We reserve the right to remove any post that we feel is obscene, profane, vulgar, racist, sexually explicit, abusive, or hateful.
 
You are legally responsible for what you post and your anonymity is not guaranteed.
 
Posts that insult, defame, threaten, harass or abuse other readers or people mentioned in Indiana Lawyer editorial content are also subject to removal. Please respect the privacy of individuals and refrain from posting personal information.
 
No solicitations, spamming or advertisements are allowed. Readers may post links to other informational websites that are relevant to the topic at hand, but please do not link to objectionable material.
 
We may remove messages that are unrelated to the topic, encourage illegal activity, use all capital letters or are unreadable.
 

Messages that are flagged by readers as objectionable will be reviewed and may or may not be removed. Please do not flag a post simply because you disagree with it.

Sponsored by
ADVERTISEMENT
Subscribe to Indiana Lawyer
  1. Hmmmmm ..... How does the good doctor's spells work on tyrants and unelected bureacrats with nearly unchecked power employing in closed hearings employing ad hoc procedures? Just askin'. ... Happy independence day to any and all out there who are "free" ... Unlike me.

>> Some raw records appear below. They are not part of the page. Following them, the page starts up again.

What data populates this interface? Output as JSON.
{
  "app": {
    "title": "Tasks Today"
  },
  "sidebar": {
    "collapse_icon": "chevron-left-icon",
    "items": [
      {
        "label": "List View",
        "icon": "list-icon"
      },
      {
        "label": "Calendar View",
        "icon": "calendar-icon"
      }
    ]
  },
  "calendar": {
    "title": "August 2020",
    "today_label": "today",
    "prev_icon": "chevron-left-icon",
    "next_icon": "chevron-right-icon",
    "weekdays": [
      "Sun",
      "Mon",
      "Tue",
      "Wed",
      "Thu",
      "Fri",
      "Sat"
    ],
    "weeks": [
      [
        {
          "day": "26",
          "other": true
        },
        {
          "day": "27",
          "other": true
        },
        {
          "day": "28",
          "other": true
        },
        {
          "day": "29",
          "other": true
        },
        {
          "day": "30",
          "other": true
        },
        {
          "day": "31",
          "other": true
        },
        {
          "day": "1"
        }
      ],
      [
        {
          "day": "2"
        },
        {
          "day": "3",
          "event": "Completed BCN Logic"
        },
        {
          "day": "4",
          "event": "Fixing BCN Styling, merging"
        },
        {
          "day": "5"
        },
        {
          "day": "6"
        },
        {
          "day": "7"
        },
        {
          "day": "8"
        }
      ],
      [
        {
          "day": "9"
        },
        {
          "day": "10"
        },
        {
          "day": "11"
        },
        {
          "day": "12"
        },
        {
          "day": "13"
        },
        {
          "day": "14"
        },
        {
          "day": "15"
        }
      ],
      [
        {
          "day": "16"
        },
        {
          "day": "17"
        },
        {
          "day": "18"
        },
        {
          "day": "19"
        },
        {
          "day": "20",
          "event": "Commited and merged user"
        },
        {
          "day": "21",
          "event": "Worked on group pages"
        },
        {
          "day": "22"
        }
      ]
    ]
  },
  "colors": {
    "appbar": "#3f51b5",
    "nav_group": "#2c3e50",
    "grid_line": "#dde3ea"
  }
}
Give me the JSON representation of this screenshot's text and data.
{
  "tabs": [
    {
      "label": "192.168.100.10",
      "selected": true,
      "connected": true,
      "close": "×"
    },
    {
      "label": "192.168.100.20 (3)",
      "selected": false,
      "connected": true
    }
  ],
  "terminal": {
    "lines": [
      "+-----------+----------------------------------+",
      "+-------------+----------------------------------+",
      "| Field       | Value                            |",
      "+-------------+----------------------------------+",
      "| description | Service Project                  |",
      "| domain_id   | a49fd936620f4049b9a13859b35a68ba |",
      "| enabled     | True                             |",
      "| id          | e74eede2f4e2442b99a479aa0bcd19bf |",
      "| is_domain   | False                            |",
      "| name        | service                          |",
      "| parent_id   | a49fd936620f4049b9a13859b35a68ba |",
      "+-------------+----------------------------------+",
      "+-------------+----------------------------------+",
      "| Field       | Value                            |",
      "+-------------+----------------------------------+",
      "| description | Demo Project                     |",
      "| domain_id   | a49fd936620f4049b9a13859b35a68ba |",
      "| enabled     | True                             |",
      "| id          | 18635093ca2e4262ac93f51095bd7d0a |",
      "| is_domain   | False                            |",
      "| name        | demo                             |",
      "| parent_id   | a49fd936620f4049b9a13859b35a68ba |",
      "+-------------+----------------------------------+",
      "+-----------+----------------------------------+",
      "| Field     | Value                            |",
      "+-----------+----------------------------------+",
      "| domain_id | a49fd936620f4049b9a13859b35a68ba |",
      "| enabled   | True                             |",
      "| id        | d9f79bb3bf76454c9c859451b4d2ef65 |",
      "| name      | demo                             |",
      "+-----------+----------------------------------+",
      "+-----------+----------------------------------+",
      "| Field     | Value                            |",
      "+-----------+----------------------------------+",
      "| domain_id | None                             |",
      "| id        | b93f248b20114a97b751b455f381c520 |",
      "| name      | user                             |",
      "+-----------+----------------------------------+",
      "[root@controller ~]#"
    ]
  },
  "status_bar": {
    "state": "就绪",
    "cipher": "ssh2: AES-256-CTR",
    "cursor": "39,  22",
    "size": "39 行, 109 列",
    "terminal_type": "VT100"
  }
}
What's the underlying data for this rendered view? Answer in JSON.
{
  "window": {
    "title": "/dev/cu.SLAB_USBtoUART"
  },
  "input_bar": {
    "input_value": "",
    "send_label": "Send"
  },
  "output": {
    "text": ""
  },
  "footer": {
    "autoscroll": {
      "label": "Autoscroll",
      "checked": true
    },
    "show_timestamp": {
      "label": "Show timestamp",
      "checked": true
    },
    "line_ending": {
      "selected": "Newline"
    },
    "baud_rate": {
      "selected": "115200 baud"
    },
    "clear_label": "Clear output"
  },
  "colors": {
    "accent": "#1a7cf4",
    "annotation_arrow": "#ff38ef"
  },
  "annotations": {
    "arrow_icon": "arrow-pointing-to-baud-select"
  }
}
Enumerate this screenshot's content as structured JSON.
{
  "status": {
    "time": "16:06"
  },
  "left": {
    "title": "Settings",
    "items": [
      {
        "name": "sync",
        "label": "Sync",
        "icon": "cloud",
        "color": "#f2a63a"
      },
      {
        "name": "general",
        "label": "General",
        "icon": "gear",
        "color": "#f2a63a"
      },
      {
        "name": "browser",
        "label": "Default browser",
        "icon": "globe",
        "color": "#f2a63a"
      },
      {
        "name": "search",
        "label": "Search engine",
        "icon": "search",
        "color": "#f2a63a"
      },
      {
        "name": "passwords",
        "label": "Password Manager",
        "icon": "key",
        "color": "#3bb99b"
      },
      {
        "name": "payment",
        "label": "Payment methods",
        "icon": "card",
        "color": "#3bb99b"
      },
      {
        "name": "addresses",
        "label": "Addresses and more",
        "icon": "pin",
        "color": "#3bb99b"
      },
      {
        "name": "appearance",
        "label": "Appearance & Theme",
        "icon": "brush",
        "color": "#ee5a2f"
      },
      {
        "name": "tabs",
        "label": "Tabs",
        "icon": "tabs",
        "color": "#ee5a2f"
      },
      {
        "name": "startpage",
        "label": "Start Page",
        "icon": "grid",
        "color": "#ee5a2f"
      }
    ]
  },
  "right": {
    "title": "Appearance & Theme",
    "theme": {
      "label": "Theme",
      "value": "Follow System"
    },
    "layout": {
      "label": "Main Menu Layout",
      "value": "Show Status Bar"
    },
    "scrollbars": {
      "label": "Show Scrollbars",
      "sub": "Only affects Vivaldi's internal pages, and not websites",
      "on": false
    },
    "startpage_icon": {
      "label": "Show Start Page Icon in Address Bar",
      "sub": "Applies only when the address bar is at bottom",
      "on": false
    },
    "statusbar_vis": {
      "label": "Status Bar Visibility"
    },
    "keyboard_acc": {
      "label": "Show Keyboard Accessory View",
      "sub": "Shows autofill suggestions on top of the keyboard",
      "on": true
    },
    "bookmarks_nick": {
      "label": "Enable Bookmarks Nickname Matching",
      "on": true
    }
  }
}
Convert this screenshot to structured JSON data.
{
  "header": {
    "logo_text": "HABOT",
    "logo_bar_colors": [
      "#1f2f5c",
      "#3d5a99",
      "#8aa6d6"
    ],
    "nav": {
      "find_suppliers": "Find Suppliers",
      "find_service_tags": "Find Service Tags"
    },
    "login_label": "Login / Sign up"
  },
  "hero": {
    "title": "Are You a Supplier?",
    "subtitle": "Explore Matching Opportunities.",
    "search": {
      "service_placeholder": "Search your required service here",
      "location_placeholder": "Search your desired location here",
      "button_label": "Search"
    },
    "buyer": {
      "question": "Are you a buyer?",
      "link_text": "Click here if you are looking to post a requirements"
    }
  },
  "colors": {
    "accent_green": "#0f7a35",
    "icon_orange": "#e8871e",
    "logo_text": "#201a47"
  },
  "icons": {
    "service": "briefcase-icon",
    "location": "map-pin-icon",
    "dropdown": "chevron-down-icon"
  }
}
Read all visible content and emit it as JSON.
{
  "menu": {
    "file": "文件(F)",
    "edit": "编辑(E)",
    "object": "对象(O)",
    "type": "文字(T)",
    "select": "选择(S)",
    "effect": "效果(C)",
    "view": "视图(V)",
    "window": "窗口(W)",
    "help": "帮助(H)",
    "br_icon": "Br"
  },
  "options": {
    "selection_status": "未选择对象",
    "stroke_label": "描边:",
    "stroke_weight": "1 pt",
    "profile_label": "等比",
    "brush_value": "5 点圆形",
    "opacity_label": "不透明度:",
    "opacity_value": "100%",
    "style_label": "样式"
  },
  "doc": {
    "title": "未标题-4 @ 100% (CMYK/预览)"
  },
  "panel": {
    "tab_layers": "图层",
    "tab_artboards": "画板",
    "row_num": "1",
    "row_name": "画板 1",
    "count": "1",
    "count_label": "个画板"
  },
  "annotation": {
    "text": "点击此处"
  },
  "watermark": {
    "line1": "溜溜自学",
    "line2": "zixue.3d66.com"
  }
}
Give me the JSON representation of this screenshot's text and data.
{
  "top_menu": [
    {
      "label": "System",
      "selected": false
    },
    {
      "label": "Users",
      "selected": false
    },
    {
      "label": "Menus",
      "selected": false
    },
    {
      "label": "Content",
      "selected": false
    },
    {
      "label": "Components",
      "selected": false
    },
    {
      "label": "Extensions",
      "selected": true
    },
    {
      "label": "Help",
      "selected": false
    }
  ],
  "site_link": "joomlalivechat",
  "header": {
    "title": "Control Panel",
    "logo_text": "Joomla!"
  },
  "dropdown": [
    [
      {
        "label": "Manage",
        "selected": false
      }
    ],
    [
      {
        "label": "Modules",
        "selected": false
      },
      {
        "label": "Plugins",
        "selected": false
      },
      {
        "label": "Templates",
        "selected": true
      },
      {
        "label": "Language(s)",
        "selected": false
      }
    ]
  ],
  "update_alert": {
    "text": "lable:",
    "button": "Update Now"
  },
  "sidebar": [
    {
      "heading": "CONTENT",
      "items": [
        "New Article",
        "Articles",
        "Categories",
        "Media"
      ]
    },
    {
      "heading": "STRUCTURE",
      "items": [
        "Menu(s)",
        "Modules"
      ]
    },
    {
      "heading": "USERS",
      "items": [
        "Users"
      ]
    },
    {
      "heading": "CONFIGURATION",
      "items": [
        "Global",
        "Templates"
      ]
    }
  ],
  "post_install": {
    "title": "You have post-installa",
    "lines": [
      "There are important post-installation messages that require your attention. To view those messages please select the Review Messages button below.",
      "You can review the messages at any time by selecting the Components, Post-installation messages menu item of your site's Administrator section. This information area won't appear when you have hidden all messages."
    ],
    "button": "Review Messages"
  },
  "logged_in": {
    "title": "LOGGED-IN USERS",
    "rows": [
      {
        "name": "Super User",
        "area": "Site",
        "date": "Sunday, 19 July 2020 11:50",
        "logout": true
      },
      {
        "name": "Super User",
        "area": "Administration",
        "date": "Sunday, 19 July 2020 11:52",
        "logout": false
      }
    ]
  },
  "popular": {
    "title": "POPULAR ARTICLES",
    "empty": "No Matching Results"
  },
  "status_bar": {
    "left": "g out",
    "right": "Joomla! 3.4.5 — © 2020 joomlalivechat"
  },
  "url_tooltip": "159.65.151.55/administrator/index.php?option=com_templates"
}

  2. Today, I want to use this opportunity to tell everyone about Dr agbuza of agbuzaodera(at)gmail. com, on how he help me reunited with my husband after 2 months of divorce.My husband divorce me because he saw another woman in his office and he said to me that he is no longer in love with me anymore and decide to divorce me.I seek help from the Net and i saw good talk about Dr agbuza and i contact him and explain my problem to him and he cast a spell for me which i use to get my husband back within 2 days.am totally happy because there is no reparations and side-effect. If you need his help Email him at agbuzaodera(at)gmail. com

  3. The practitioners and judges who hail E-filing as the Saviour of the West need to contain their respective excitements. E-filing is federal court requires the practitioner to cram his motion practice into pigeonholes created by IT people. Compound motions or those seeking alternative relief are effectively barred, unless the practitioner wants to receive a tart note from some functionary admonishing about the "problem". E-filing is just another method by which courts and judges transfer their burden to practitioners, who are the really the only powerless components of the system. Of COURSE it is easier for the court to require all of its imput to conform to certain formats, but this imposition does NOT improve the quality of the practice of law and does NOT improve the ability of the practitioner to advocate for his client or to fashion pleadings that exactly conform to his client's best interests. And we should be very wary of the disingenuous pablum about the costs. The courts will find a way to stick it to the practitioner. Lake County is a VERY good example of this rapaciousness. Any one who does not believe this is invited to review the various special fees that system imposes upon practitioners- as practitioners- and upon each case ON TOP of the court costs normal in every case manually filed. Jurisprudence according to Aldous Huxley.

  4. Any attorneys who practice in federal court should be able to say the same as I can ... efiling is great. I have been doing it in fed court since it started way back. Pacer has its drawbacks, but the ability to hit an e-docket and pull up anything and everything onscreen is a huge plus for a litigator, eps the sole practitioner, who lacks a filing clerk and the paralegal support of large firms. Were I an Indiana attorney I would welcome this great step forward.

  5. Can we get full disclosure on lobbyist's payments to legislatures such as Mr Buck? AS long as there are idiots that are disrespectful of neighbors and intent on shooting fireworks every night, some kind of regulations are needed.

ADVERTISEMENT